By Tsering Choephel
DHARAMSALA, 25 Oct: Tashi Wangchuk, a former Tibetan political prisoner and language rights activist, was detained and beaten by Chinese police personnel on 17 October. He was accused of committing a state crime for posting a video on his WeChat, as reported by Tibet Watch, the research wing of the London-based advocacy group, Free Tibet.
On 17 Oct, Wangchuk opened a car wash shop in Yushul, in the traditional Kham province of Tibet. Following local police instructions, he visited the Yushu City People’s Government to apply for a license for his new business. However, his request was denied.
The video in question, filmed by Tashi Wangchuk and later posted on his WeChat, documents the Yushu City People’s Government rejecting his license application for the new business.
Subsequently, he was arrested by the Urban Management and Law Enforcement Bureau and handed over to the Yushu City Public Security Bureau (PSB). There, Wangchuk was detained for three days and subjected to interrogation. He faced brutal beatings from the head of Yushu PSB and the Vice Mayor, Zhi Husai. Additionally, his new business was forcibly shut down.
Accused of committing a state crime by posting the video on his WeChat, Wangchuk expressed, “I can’t accept it because it’s my right and freedom of speech.
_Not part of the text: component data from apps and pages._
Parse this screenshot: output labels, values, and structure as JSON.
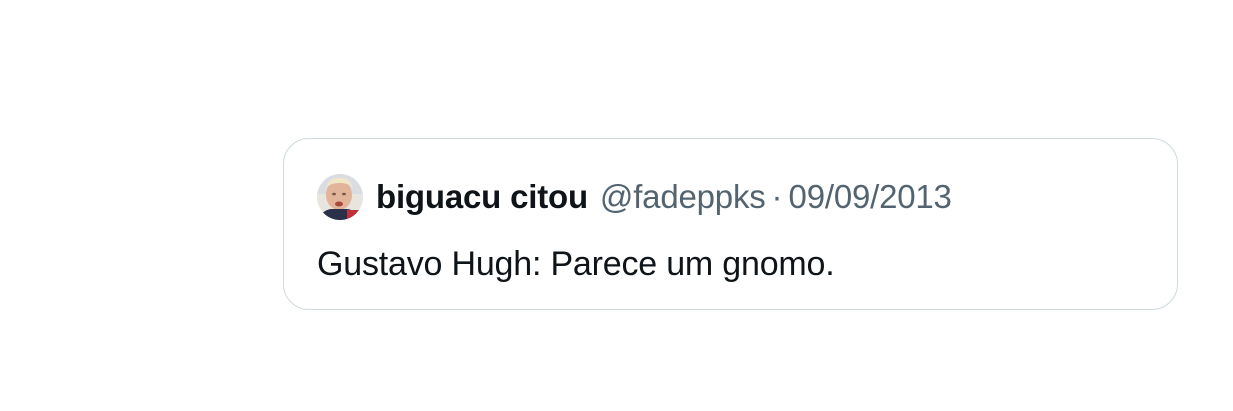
{
  "quoted_tweet": {
    "avatar_icon": "profile-photo-icon",
    "display_name": "biguacu citou",
    "handle": "@fadeppks",
    "separator": "·",
    "date": "09/09/2013",
    "text": "Gustavo Hugh: Parece um gnomo."
  },
  "colors": {
    "border": "#cfd9de",
    "primary_text": "#0f1419",
    "secondary_text": "#536471"
  }
}
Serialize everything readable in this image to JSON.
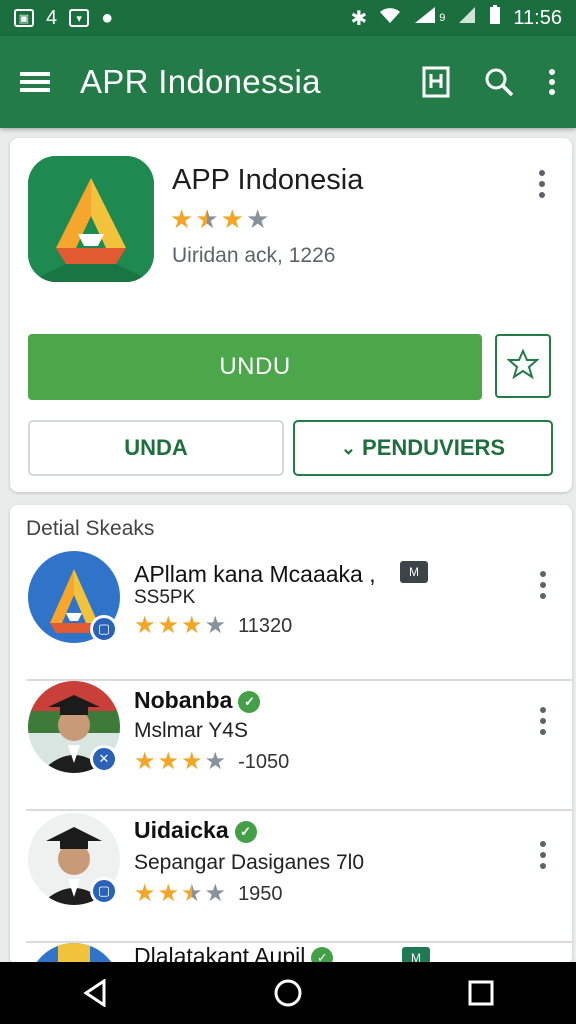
{
  "status_bar": {
    "left_number": "4",
    "time": "11:56",
    "signal_label": "9"
  },
  "app_bar": {
    "title": "APR Indonessia",
    "icons": [
      "menu-icon",
      "bookmark-icon",
      "search-icon",
      "more-vert-icon"
    ]
  },
  "app_card": {
    "name": "APP Indonesia",
    "rating_stars": 2.5,
    "subtitle": "Uiridan ack, 1226",
    "install_label": "UNDU",
    "secondary_label": "UNDA",
    "more_label": "PENDUVIERS",
    "more_chevron": "⌄"
  },
  "section": {
    "title": "Detial Skeaks",
    "items": [
      {
        "name": "APllam kana Mcaaaka ,",
        "sub": "SS5PK",
        "rating": 3,
        "count": "11320",
        "badge": "▢",
        "tag": "M",
        "verified": false
      },
      {
        "name": "Nobanba",
        "sub": "Mslmar Y4S",
        "rating": 3,
        "count": "-1050",
        "badge": "✕",
        "tag": "",
        "verified": true
      },
      {
        "name": "Uidaicka",
        "sub": "Sepangar Dasiganes 7l0",
        "rating": 2.5,
        "count": "1950",
        "badge": "▢",
        "tag": "",
        "verified": true
      },
      {
        "name": "Dlalatakant Aupil",
        "sub": "",
        "rating": 0,
        "count": "",
        "badge": "",
        "tag": "M",
        "verified": true
      }
    ]
  },
  "nav": {
    "icons": [
      "back-icon",
      "home-icon",
      "recents-icon"
    ]
  },
  "colors": {
    "primary": "#237b48",
    "status": "#1b6f3e",
    "install": "#4ca64a",
    "star": "#f1a627"
  }
}
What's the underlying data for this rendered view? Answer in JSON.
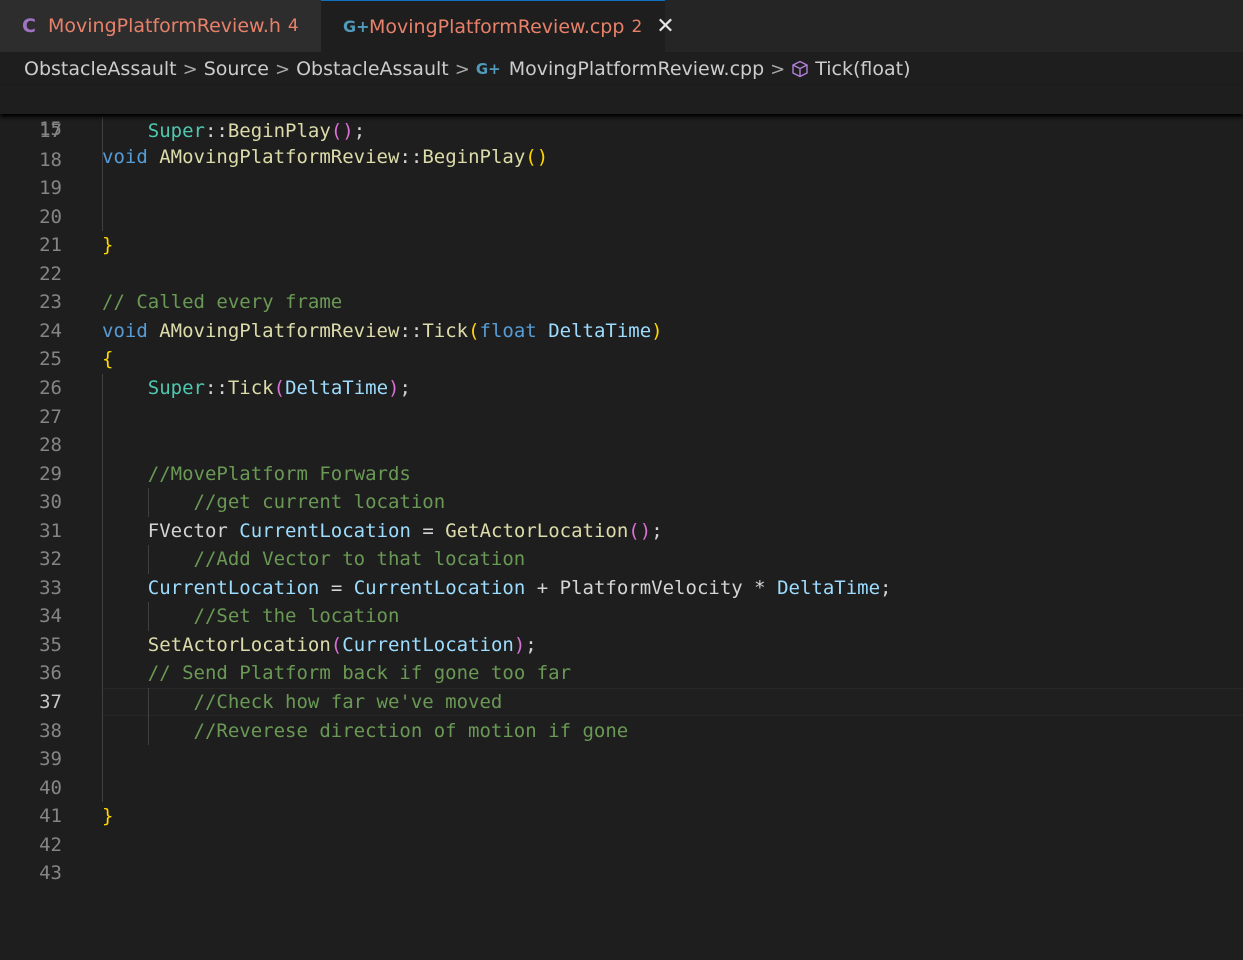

I don’t know why they [the police] again put such a black hat on my head,” indicating false accusations.
On 22 May 2018, due to Tashi Wangchuk’s advocacy for Tibetan language rights, he was sentenced to five years in prison for what Chinese authorities called “inciting separatism.” Before this prison sentence, he had already been in detention for two years following New York Times coverage of his Tibetan language advocacy work under Chinese rule.
He was released from prison on 28 January 2021.
The suffering and struggle of Tibetan political prisoners persist even after their release. Many emerge from prison in poor health conditions due to torture and ill-treatment, with some passing away shortly after release. Besides health challenges, their prospects for livelihood are unjustly curtailed and made difficult by Chinese authorities.
The former Tibetan political prisoner was subjected to a brutal attack in August, which marked the first instance of such an assault when a group of unidentified masked men barged into his hotel room in Golok in eastern Tibet and thrashed him.
What’s even worse is that he had to endure the apathy of the Chinese authorities, including the police and doctors, who forced him to spend a night sitting on a stool in the hospital.